Conflict[edit]

A Cypriot demonstration in the 1930s in favor of Enosis.

In September 1931, Storrs blocked a Legislative Council decision to halt tax hikes that were to cover a local budget deficit. Greek Cypriot MPs reacted by resigning from their positions. Furthermore, on 18 October, Archbishop of Kition Nikodemos called Greek Cypriots to engage in acts of civil disobedience until their demands for Enosis were fulfilled.

On 21 October, 5,000 Greek Cypriots, mostly students, priests and city notables rallied in the streets of Nicosia while chanting pro–Enosis slogans. The crowd besieged Government House, following three hours of stone throwing the building was set on fire. The rioters were eventually dispersed by police. At the same time British flags were stripped from public offices across the country, often being substituted with Greek ones. Order was restored by the beginning of November.
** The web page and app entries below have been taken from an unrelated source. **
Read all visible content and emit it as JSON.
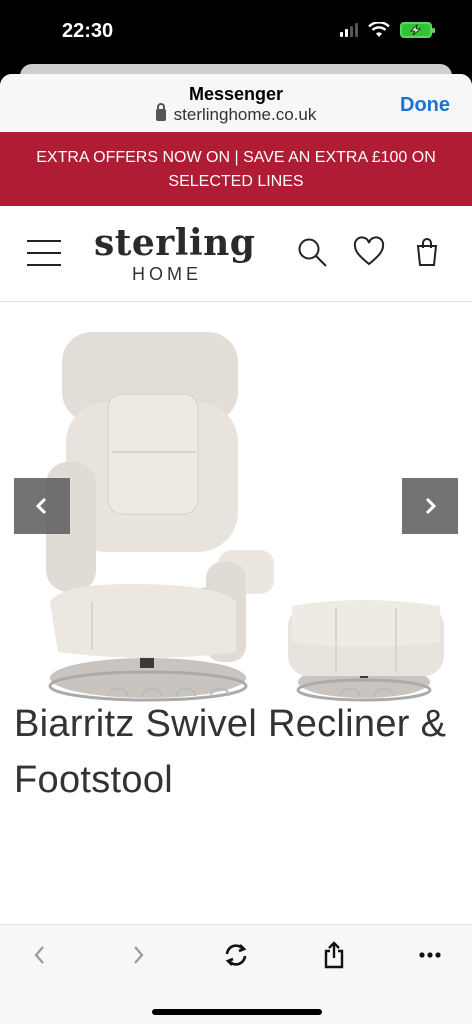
{
  "status": {
    "time": "22:30"
  },
  "browser": {
    "title": "Messenger",
    "url": "sterlinghome.co.uk",
    "done_label": "Done"
  },
  "promo": {
    "text": "EXTRA OFFERS NOW ON | SAVE AN EXTRA £100 ON SELECTED LINES"
  },
  "site": {
    "logo_word": "sterling",
    "logo_sub": "HOME"
  },
  "product": {
    "title": "Biarritz Swivel Recliner & Footstool"
  },
  "icons": {
    "menu": "hamburger-icon",
    "search": "search-icon",
    "wishlist": "heart-icon",
    "bag": "shopping-bag-icon",
    "prev": "chevron-left-icon",
    "next": "chevron-right-icon",
    "refresh": "refresh-icon",
    "share": "share-icon",
    "more": "more-icon"
  },
  "colors": {
    "promo_bg": "#b01c33",
    "done": "#1a73d9",
    "battery": "#33c233"
  }
}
The British accused the Greek general counsel in Nicosia Alexis Kyrou (a Greek nationalist of Cypriot descent) of instigating the revolt. Kyrou had indeed worked behind the scenes to create a united opposition front against the British prior to the revolt, in direct disobedience to the orders he received from Athens. A total of seven protesters were killed, thirty were injured, ten were exiled for life, while 2,606 received various punishments ranging from prison terms to fines on account of seditious activities.[5][6]
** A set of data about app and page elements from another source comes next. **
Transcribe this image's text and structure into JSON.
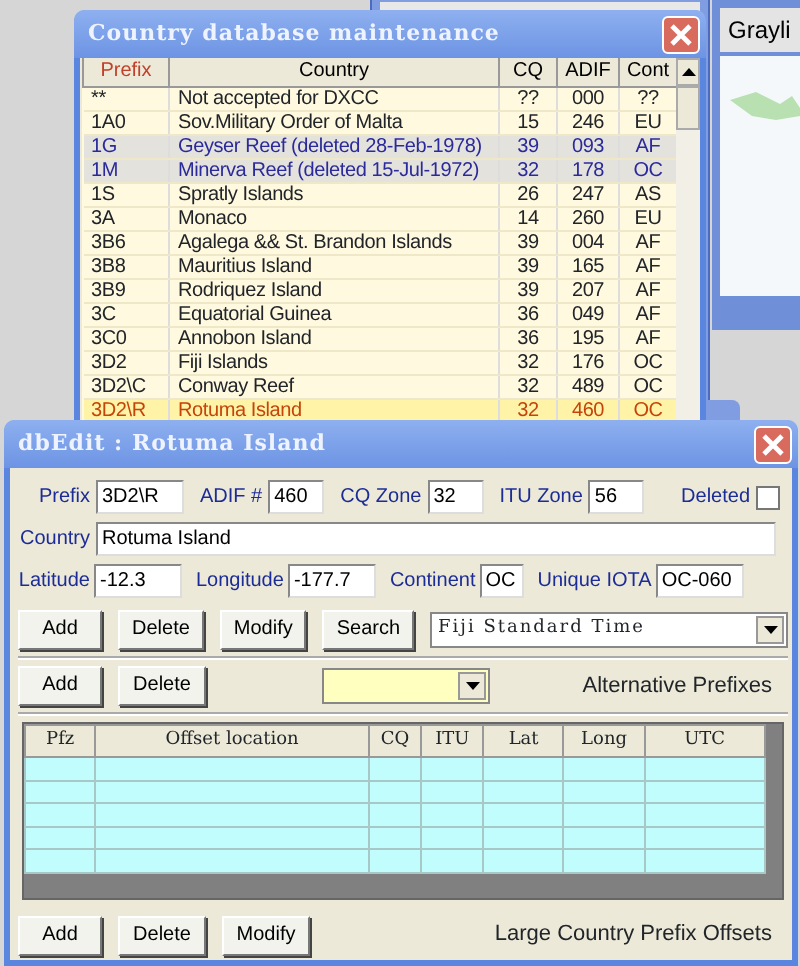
{
  "desktop": {
    "side_tab": "Grayli"
  },
  "country_window": {
    "title": "Country database maintenance",
    "columns": [
      {
        "label": "Prefix",
        "sorted": true
      },
      {
        "label": "Country",
        "sorted": false
      },
      {
        "label": "CQ",
        "sorted": false
      },
      {
        "label": "ADIF",
        "sorted": false
      },
      {
        "label": "Cont",
        "sorted": false
      }
    ],
    "rows": [
      {
        "prefix": "**",
        "country": "Not accepted for DXCC",
        "cq": "??",
        "adif": "000",
        "cont": "??",
        "deleted": false,
        "selected": false
      },
      {
        "prefix": "1A0",
        "country": "Sov.Military Order of Malta",
        "cq": "15",
        "adif": "246",
        "cont": "EU",
        "deleted": false,
        "selected": false
      },
      {
        "prefix": "1G",
        "country": "Geyser Reef  (deleted 28-Feb-1978)",
        "cq": "39",
        "adif": "093",
        "cont": "AF",
        "deleted": true,
        "selected": false
      },
      {
        "prefix": "1M",
        "country": "Minerva Reef  (deleted 15-Jul-1972)",
        "cq": "32",
        "adif": "178",
        "cont": "OC",
        "deleted": true,
        "selected": false
      },
      {
        "prefix": "1S",
        "country": "Spratly Islands",
        "cq": "26",
        "adif": "247",
        "cont": "AS",
        "deleted": false,
        "selected": false
      },
      {
        "prefix": "3A",
        "country": "Monaco",
        "cq": "14",
        "adif": "260",
        "cont": "EU",
        "deleted": false,
        "selected": false
      },
      {
        "prefix": "3B6",
        "country": "Agalega && St. Brandon Islands",
        "cq": "39",
        "adif": "004",
        "cont": "AF",
        "deleted": false,
        "selected": false
      },
      {
        "prefix": "3B8",
        "country": "Mauritius Island",
        "cq": "39",
        "adif": "165",
        "cont": "AF",
        "deleted": false,
        "selected": false
      },
      {
        "prefix": "3B9",
        "country": "Rodriquez Island",
        "cq": "39",
        "adif": "207",
        "cont": "AF",
        "deleted": false,
        "selected": false
      },
      {
        "prefix": "3C",
        "country": "Equatorial Guinea",
        "cq": "36",
        "adif": "049",
        "cont": "AF",
        "deleted": false,
        "selected": false
      },
      {
        "prefix": "3C0",
        "country": "Annobon Island",
        "cq": "36",
        "adif": "195",
        "cont": "AF",
        "deleted": false,
        "selected": false
      },
      {
        "prefix": "3D2",
        "country": "Fiji Islands",
        "cq": "32",
        "adif": "176",
        "cont": "OC",
        "deleted": false,
        "selected": false
      },
      {
        "prefix": "3D2\\C",
        "country": "Conway Reef",
        "cq": "32",
        "adif": "489",
        "cont": "OC",
        "deleted": false,
        "selected": false
      },
      {
        "prefix": "3D2\\R",
        "country": "Rotuma Island",
        "cq": "32",
        "adif": "460",
        "cont": "OC",
        "deleted": false,
        "selected": true
      }
    ]
  },
  "edit_window": {
    "title": "dbEdit : Rotuma Island",
    "fields": [
      {
        "label": "Prefix",
        "value": "3D2\\R",
        "kind": "mid"
      },
      {
        "label": "ADIF #",
        "value": "460",
        "kind": "short"
      },
      {
        "label": "CQ Zone",
        "value": "32",
        "kind": "short"
      },
      {
        "label": "ITU Zone",
        "value": "56",
        "kind": "short"
      },
      {
        "label": "Country",
        "value": "Rotuma Island",
        "kind": "wide"
      },
      {
        "label": "Latitude",
        "value": "-12.3",
        "kind": "mid"
      },
      {
        "label": "Longitude",
        "value": "-177.7",
        "kind": "mid"
      },
      {
        "label": "Continent",
        "value": "OC",
        "kind": "tiny"
      },
      {
        "label": "Unique IOTA",
        "value": "OC-060",
        "kind": "mid"
      }
    ],
    "deleted": {
      "label": "Deleted",
      "checked": false
    },
    "buttons": [
      "Add",
      "Delete",
      "Modify",
      "Search"
    ],
    "timezone": "Fiji Standard Time",
    "alt_buttons": [
      "Add",
      "Delete"
    ],
    "alt_label": "Alternative Prefixes",
    "offset_columns": [
      "Pfz",
      "Offset location",
      "CQ",
      "ITU",
      "Lat",
      "Long",
      "UTC"
    ],
    "offset_buttons": [
      "Add",
      "Delete",
      "Modify"
    ],
    "offset_label": "Large Country Prefix Offsets"
  }
}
Aftermath[edit]

The revolt led to the dismissal of Kyrou whose actions had inadvertently damaged both the Enotic cause and the Anglo–Hellenic relations. The revolt also dealt a blow to Storrs' career, he was soon transferred to the post of Governor of Northern Rhodesia. The Legislative Council and municipal elections were abolished, the appointment of village authorities and district judges was relegated to the governor of the island. Propagating Enotic ideas and flying foreign flags was banned as was the assembly of more than 5 people. The new measures were aimed at suppressing the operation of the Orthodox church and communist organizations. Censorship had a severe effect on the operation of newspapers especially those associated with left wing politics. Cyprus thus entered a period of autocratic rule known as Palmerokratia (Παλμεροκρατία, "Palmerocracy"), named after governor Richmond Palmer, which started shortly before the revolt and would last until the beginning of World War II. The revolt has been described as the most severe anti-colonial movement that Britain faced in the interwar period. The revolt is known in Cypriot historiography as Oktovriana (October Events).[7]

Monuments commemorating the October Events were erected in Strovolos and Pissouri in November 2007 and October 2016 respectively.[8][9]

See also[edit]

Footnotes[edit]

  1. ^ Klapsis 2013, pp. 765–767.
  2. ^ Klapsis 2009, pp. 127–131.
  3. ^ Frendo 1998, pp. 47–51.
  4. ^ Klapsis 2009, pp. 131–135.
  5. ^ Klapsis 2009, pp. 135–136.
  6. ^ Rappas 2008, pp. 363–364.
  7. ^ Rappas 2008, pp. 363–369.
  8. ^ Presidency of the Republic of Cyprus (23 October 2016). "Χαιρετισμός του Προέδρου της Δημοκρατίας κ. Νίκου Αναστασιάδη στην τελετή αποκαλυπτηρίων Μνημείου για την εξέγερση των Οκτωβριανών το 1931, στο Πισσούρι". Retrieved 2 May 2018.
  9. ^ Open University of Cyprus (14 October 2012). "Μνημείο πεσόντων εξέγερσης Οκτωβριανών 1931". Retrieved 2 May 2018.

References[edit]